Petroglyphs: A series of Native American rock carvings, listed on the National Register of Historic Places, can be found in an enclosed observation & interpretation center. These carvings date back at least 1,500 years by some estimates.[3]
Camping: Two campgrounds, 57 campsites total, are available. Campground One is open April through October each year offering both basic and electric campsites along with modern restrooms, RV dump station, showers, water, and playground. Campground Two is open year-round and offers the same amenities as Campground One with the exception that all campsites are electric.[4]
Cabins: In addition to campsites, Thousand Hills State Park features seven duplex cabins available for rental. All cabins overlook Forrest Lake and are within easy walking distance of both the marina / dining lodge area and the swimming beach. Each unit is fully heated and air-conditioned with full bath, picnic table, patio, kitchen, barbecue grill, TV, towels & linen.
Boating: Boats with outboard motors up to 90 horsepower are allowed, along with canoes and small sailboats.
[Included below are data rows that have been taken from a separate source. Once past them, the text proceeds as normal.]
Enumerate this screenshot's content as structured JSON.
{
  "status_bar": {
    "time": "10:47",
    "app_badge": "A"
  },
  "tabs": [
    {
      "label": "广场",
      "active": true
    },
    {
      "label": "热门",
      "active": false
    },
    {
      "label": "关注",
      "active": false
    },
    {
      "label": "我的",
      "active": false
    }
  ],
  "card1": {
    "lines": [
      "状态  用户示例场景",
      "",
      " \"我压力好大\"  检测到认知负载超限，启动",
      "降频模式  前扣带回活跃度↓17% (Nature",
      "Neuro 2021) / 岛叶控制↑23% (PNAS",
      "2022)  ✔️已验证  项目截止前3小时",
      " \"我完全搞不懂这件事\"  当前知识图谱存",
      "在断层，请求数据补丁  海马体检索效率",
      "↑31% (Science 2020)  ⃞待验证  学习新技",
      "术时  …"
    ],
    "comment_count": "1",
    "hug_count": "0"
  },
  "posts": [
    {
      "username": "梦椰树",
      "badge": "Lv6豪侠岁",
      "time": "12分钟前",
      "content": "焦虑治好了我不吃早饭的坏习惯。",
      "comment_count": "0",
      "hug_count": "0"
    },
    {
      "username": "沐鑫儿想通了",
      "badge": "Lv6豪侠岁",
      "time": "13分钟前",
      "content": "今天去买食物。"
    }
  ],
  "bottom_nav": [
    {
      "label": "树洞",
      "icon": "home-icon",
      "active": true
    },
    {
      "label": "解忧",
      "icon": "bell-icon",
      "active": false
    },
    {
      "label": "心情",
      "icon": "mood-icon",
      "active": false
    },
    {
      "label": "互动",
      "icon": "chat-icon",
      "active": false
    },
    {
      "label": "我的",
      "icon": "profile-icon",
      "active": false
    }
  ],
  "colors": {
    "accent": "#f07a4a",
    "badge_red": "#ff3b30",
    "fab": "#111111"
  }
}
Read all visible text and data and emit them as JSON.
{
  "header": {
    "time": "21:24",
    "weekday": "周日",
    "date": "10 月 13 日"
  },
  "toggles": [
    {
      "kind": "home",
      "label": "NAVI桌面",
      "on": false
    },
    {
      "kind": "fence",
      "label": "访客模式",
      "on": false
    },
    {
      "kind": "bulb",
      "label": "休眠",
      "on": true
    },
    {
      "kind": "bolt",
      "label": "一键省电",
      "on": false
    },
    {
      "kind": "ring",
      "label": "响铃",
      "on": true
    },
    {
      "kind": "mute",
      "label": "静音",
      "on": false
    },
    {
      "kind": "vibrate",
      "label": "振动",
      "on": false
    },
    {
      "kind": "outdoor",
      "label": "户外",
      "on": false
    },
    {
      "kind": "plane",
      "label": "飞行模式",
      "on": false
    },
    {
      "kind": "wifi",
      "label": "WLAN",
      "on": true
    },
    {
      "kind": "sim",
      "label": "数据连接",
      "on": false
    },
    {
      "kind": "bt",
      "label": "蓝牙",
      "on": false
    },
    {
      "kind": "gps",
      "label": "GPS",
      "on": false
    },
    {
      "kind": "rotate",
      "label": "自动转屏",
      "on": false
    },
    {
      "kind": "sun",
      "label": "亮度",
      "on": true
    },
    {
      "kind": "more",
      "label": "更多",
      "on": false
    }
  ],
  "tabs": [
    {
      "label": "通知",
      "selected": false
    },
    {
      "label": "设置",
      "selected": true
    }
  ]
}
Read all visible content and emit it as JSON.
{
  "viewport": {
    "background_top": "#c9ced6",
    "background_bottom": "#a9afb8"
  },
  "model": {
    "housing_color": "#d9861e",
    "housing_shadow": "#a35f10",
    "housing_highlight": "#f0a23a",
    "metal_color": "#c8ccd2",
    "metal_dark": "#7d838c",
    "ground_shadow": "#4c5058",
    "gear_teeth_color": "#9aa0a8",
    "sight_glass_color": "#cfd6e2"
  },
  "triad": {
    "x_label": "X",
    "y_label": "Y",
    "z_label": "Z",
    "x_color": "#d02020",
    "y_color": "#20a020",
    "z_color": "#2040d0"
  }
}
All private boats must have a city permit, which can be purchased for a nominal daily or seasonal fee at the marina. A fully equipped marina offering boat and equipment rentals along with convenience store grocery items is available.
Fishing: The most common fish species found in Forrest Lake are large-mouth bass, walleye, crappie, and channel catfish.
Swimming: A large swimming beach with lifeguard, snack bar, changing areas and showers are open daily May 28 to September 6 from 1pm to 6pm, weather permitting.
Picknicking: Over sixty picnic sites, four open shelters, and one enclosed shelter are available. Two large playground areas are located near picnicking areas as well.
Hiking/biking The park features several hiking trails suited for a variety of experience levels. A six-mile mountain biking/hiking trail can also be found.

Annual events[edit]

  • Each spring Forrest Lake hosts the Baker/McConnell Kids Fishing Tournament, an event for children of all ages and skills.
  • Thousand Hills State Park is the site of the NEMO Triathlon the second weekend of each September.

See also[edit]


  1. ^ We Would Just Like To Say Thank You by Chris Sieren & David Snyder, The Chariton Collector, Spring 1984
  2. ^ A Book of Adair County History, Published by the Kirksville-Adair County Bicentennial Committee, 1976
  3. ^
  4. ^

External links[edit]